• **Exercise description**
Work through the data below and copy out every line where "SwitchA" is found.

• **Listed records**
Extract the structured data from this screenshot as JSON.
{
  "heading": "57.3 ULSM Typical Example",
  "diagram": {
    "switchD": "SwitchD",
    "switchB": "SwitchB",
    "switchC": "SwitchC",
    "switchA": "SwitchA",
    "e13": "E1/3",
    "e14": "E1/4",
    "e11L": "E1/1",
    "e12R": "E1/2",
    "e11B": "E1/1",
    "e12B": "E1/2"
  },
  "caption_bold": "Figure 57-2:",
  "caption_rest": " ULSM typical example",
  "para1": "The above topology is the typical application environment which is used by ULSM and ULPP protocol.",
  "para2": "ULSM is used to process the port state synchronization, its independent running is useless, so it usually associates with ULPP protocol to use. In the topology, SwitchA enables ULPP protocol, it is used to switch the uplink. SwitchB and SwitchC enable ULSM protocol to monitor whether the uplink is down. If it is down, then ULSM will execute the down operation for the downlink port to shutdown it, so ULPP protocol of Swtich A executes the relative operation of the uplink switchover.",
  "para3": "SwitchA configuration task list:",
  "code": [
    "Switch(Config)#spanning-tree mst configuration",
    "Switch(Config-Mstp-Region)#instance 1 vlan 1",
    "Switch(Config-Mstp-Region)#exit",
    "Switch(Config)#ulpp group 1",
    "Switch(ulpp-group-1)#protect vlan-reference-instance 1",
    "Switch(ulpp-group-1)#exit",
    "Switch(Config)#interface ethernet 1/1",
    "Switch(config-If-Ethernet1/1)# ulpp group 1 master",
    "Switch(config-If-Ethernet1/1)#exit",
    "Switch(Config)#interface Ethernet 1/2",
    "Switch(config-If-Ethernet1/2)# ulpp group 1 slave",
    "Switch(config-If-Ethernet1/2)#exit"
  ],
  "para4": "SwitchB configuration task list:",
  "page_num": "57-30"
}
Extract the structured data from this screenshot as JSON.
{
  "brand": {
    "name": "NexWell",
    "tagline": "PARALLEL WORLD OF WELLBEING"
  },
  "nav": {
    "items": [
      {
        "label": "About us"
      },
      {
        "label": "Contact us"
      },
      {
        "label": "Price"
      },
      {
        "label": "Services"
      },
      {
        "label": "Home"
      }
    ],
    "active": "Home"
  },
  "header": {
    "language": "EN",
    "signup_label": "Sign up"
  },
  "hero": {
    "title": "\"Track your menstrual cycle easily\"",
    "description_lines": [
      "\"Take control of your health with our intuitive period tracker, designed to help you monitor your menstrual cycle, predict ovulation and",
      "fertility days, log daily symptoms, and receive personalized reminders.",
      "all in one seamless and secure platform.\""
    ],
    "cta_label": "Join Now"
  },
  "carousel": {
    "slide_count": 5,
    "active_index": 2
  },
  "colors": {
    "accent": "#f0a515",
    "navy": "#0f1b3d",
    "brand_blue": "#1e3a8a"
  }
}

• **The answer**
    "switchA": "SwitchA",
  "para2": "ULSM is used to process the port state synchronization, its independent running is useless, so it usually associates with ULPP protocol to use. In the topology, SwitchA enables ULPP protocol, it is used to switch the uplink. SwitchB and SwitchC enable ULSM protocol to monitor whether the uplink is down. If it is down, then ULSM will execute the down operation for the downlink port to shutdown it, so ULPP protocol of Swtich A executes the relative operation of the uplink switchover.",
  "para3": "SwitchA configuration task list:",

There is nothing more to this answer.